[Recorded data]
[Start of section]

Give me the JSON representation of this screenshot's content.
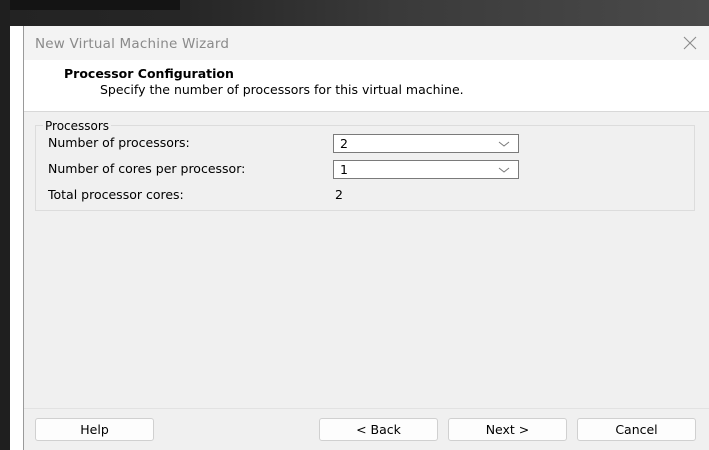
{
  "window": {
    "title": "New Virtual Machine Wizard",
    "close_icon": "close-icon"
  },
  "header": {
    "title": "Processor Configuration",
    "subtitle": "Specify the number of processors for this virtual machine."
  },
  "processors": {
    "group_label": "Processors",
    "num_processors_label": "Number of processors:",
    "num_processors_value": "2",
    "cores_per_processor_label": "Number of cores per processor:",
    "cores_per_processor_value": "1",
    "total_cores_label": "Total processor cores:",
    "total_cores_value": "2"
  },
  "footer": {
    "help_label": "Help",
    "back_label": "< Back",
    "next_label": "Next >",
    "cancel_label": "Cancel"
  },
  "colors": {
    "dialog_bg": "#f0f0f0",
    "header_bg": "#ffffff",
    "title_text": "#8a8a8a"
  }
}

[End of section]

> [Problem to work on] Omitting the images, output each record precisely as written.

> [Reply]
Give me the JSON representation of this screenshot's content.
{
  "window": {
    "title": "New Virtual Machine Wizard",
    "close_icon": "close-icon"
  },
  "header": {
    "title": "Processor Configuration",
    "subtitle": "Specify the number of processors for this virtual machine."
  },
  "processors": {
    "group_label": "Processors",
    "num_processors_label": "Number of processors:",
    "num_processors_value": "2",
    "cores_per_processor_label": "Number of cores per processor:",
    "cores_per_processor_value": "1",
    "total_cores_label": "Total processor cores:",
    "total_cores_value": "2"
  },
  "footer": {
    "help_label": "Help",
    "back_label": "< Back",
    "next_label": "Next >",
    "cancel_label": "Cancel"
  },
  "colors": {
    "dialog_bg": "#f0f0f0",
    "header_bg": "#ffffff",
    "title_text": "#8a8a8a"
  }
}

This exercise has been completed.